The next day we proceeded with our hike. My friend and I did this loop about three years ago. That time was my first backpacking trip (my friend disagreed) but I had plenty of memories from it because we did the whole thing in one day with a full pack on our back (and we were very miserable). This second time around we did it in a more relaxing way. Instead of hiking 28 miles in one day, we only hiked about 16 miles on the first day and finished the rest on the second. We camped somewhere in the middle. It was a good campground. I built a fire and tended it until backpacker midnight (when the sun went down and got completely dark) and I put it out and on the next day I bravely put my hand in the ash to make sure the ambers were completely out. Water was not plenty but still I pored water on the coals (I could pee on them, but I don’t think the ladies in our group would like that).

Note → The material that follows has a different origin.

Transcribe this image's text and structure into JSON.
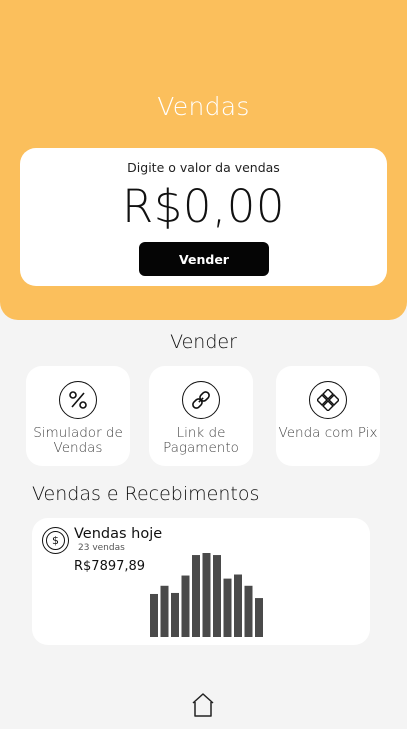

The next day, we finished the loop except we put in some extra miles after being confused by the signage and map. They changed the trail and the change was not on the map (at least that what we think). We had to rely on intuition and logic to get us ou of the place thanks to a very experience hiker in our group. He had a great sense of direction, otherwise we would still be looping at where we were lost for couple more times! Hey we all have our phones and gps, but none of us could make head or tail exactly where we were. We were lost for about an hour. I learnd some important old school navigation skills (love Sharron!). You don’t need map or signs if you use your head.

The rest of the trip was uneventful. We got out of the woods by early afternoon. I was in good shape. I ran this loop back in June and hiking it was not a challenge at all. It was no doubt considered one of the harder trail to run or hike, but splitting it into two days was really too easy.

Don’t ask me how I don’t remember the trail even though I was on it as recently as couple months ago. My friend I should start remembering stuffs. Haha! I really don’t bother remember unimportant stuffs.

Another thing I did differently on this trip was I carry a 28L bag (like a normal school backpack) and it was small and light weight. I was very light on my feet. It was a bit too heavy to run with, but I could have. I didn’t bring a tent but slept under the stars. It was cold at night but it was not too bad. The temperature was around 50-60F (around 10-15C). Couple times I was awaken by the cold and I had to move around in my sleeping bag to warm up (I slept in my undies). I didn’t bring long johns; didn’t need them. My friend said I must have a higher body temperature. I had my downs sleeping bag though, and that kept me warm enough.

I surprised myself to be able to pull off being minimalist on a camping trip. It can be quite dangerous because I could have frozen to death.